NOAA National Marine Fisheries Service (NMFS) has established a large marine protected area (MPA) in Alaska called the Aleutian Islands Habitat Conservation Area covering 279,114 square nautical miles. This is more than twice the size of the MPA recently established in the Northwestern Hawaiian Islands. The new MPA off the coast of Alaska is now the largest marine in the world. The NMFS recently announced similar habitat protection measures off the coast of Washington, Oregon, and California.
Is the NMFS starting to see the big picture? I’m not sure. They claim the new MPA in Alaska will establish a network of fishing closures in the Aleutian Islands and Gulf of Alaska, protecting cold water corals and allowing them to recover from damage done by fishing gear. They go on to state that Six small areas in the Aleutian Islands, ten areas along the continental slope in the Gulf of Alaska, and five small areas in the Fairweather Grounds and Cape Ommaney will be closed to bottom trawling.

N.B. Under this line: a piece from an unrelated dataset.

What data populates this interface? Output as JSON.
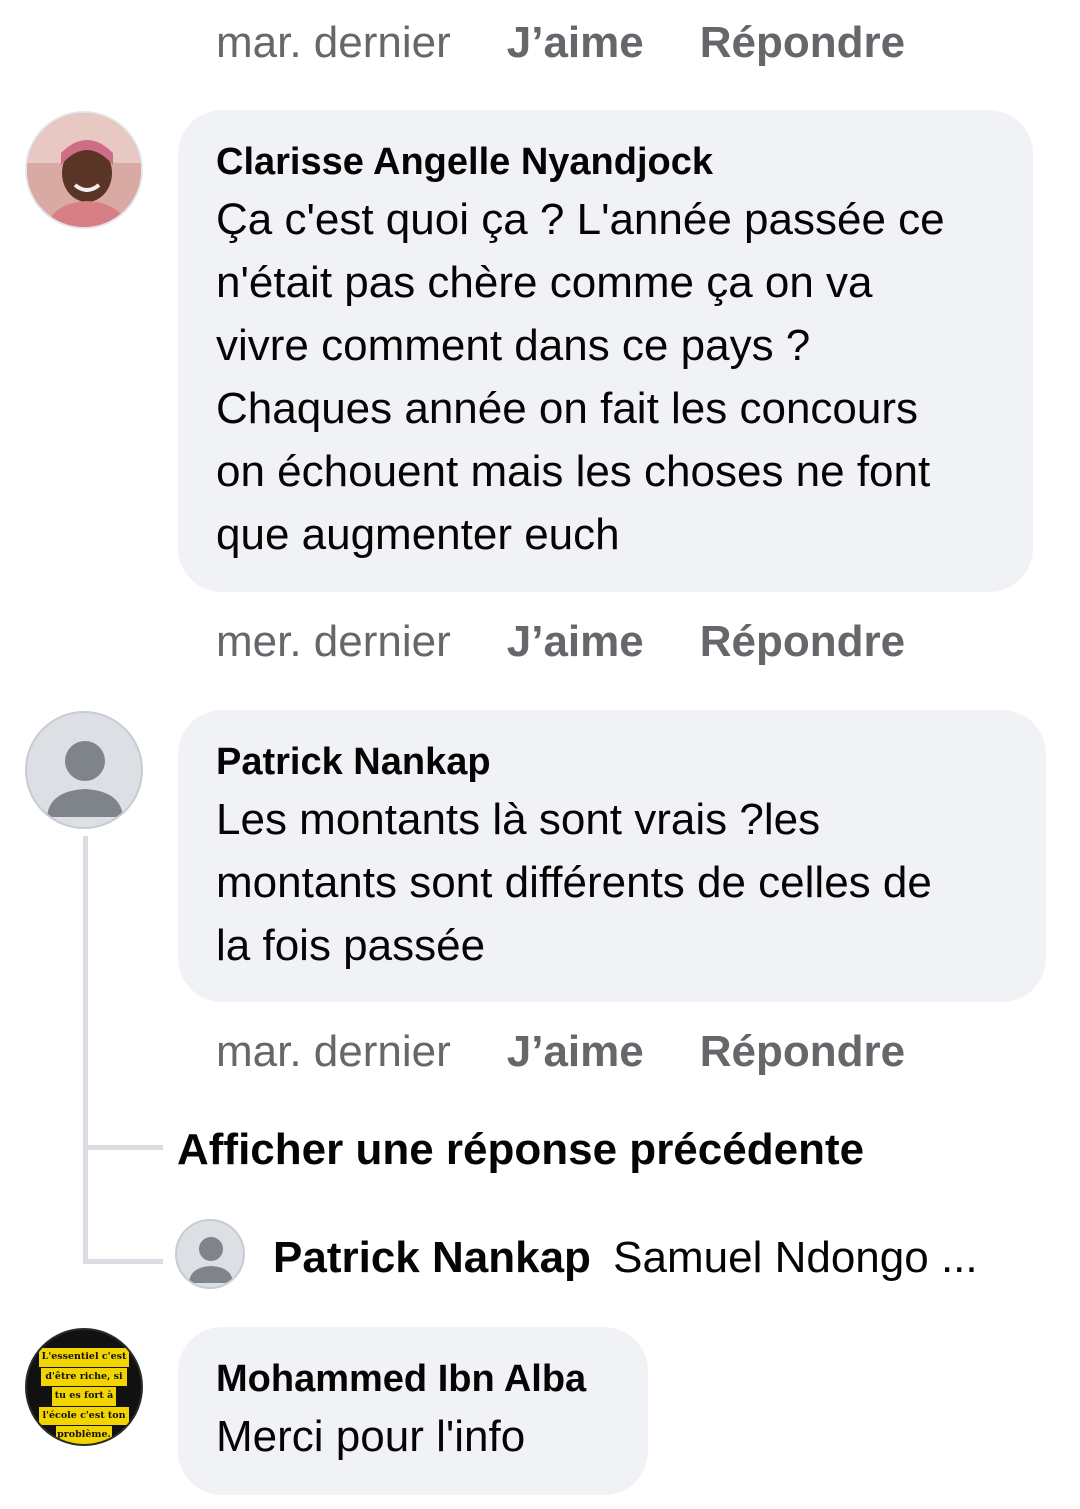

And another fifteen areas offshore will also be closed to all bottom contact fishing gear to protect unique seamount habitats.

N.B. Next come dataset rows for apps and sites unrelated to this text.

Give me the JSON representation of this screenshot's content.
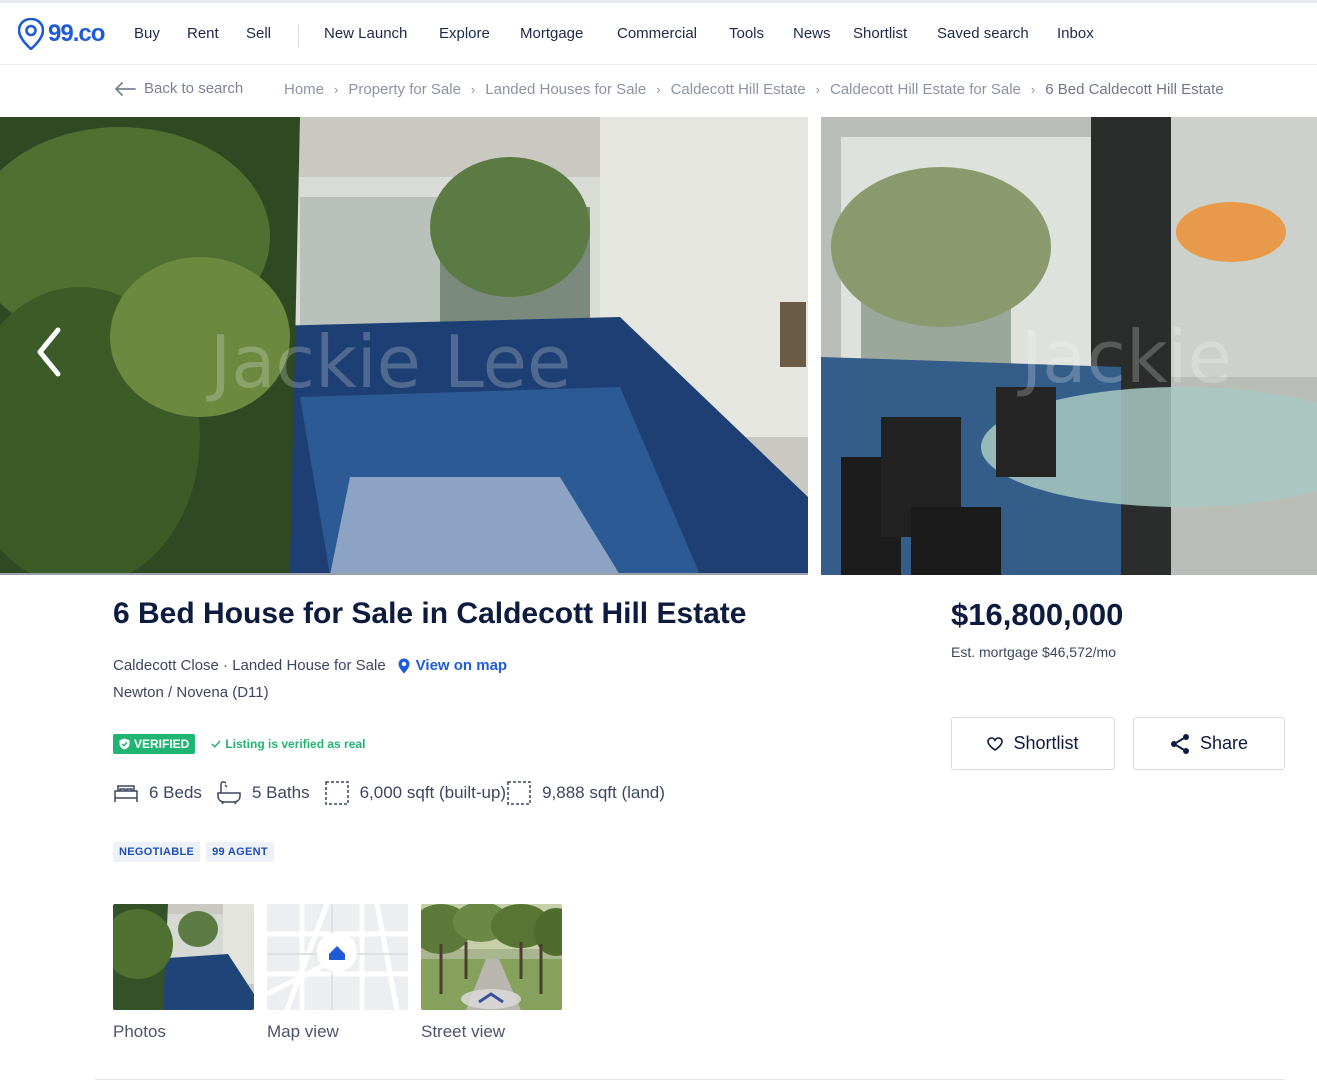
{
  "brand": {
    "logo_text": "99.co",
    "accent": "#1f5bd7"
  },
  "nav": {
    "items": [
      "Buy",
      "Rent",
      "Sell",
      "New Launch",
      "Explore",
      "Mortgage",
      "Commercial",
      "Tools",
      "News",
      "Shortlist",
      "Saved search",
      "Inbox"
    ]
  },
  "breadcrumb": {
    "back_label": "Back to search",
    "crumbs": [
      "Home",
      "Property for Sale",
      "Landed Houses for Sale",
      "Caldecott Hill Estate",
      "Caldecott Hill Estate for Sale"
    ],
    "current": "6 Bed Caldecott Hill Estate"
  },
  "gallery": {
    "watermark_1": "Jackie Lee",
    "watermark_2": "Jackie"
  },
  "listing": {
    "title": "6 Bed House for Sale in Caldecott Hill Estate",
    "address": "Caldecott Close · Landed House for Sale",
    "map_link": "View on map",
    "district": "Newton / Novena (D11)",
    "verified_badge": "VERIFIED",
    "verified_text": "Listing is verified as real",
    "verified_color": "#21b573",
    "beds": "6 Beds",
    "baths": "5 Baths",
    "built_up": "6,000 sqft (built-up)",
    "land": "9,888 sqft (land)",
    "tags": [
      "NEGOTIABLE",
      "99 AGENT"
    ]
  },
  "thumbnails": [
    {
      "label": "Photos"
    },
    {
      "label": "Map view"
    },
    {
      "label": "Street view"
    }
  ],
  "pricing": {
    "price": "$16,800,000",
    "mortgage": "Est. mortgage $46,572/mo",
    "shortlist_label": "Shortlist",
    "share_label": "Share"
  }
}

For a visual depiction see:
Aleutian Islands & Gulf of Alaska coral protection areas – https://www.fisheries.noaa.gov/alaska/habitat-conservation/essential-fish-habitat-alaska
I’m confused. How can this be the largest MPA when so little area is protected?
If I’m not interpreting this correctly, please let me know. But from what I can discern, this just seems like more government lip-service to me. I understand the need for market-based fisheries management and the need to protect the livelihood of fishermen, but to me, protecting so few areas from deep trawlers under the guise of “the largest MPA in the world” doesn’t make sense.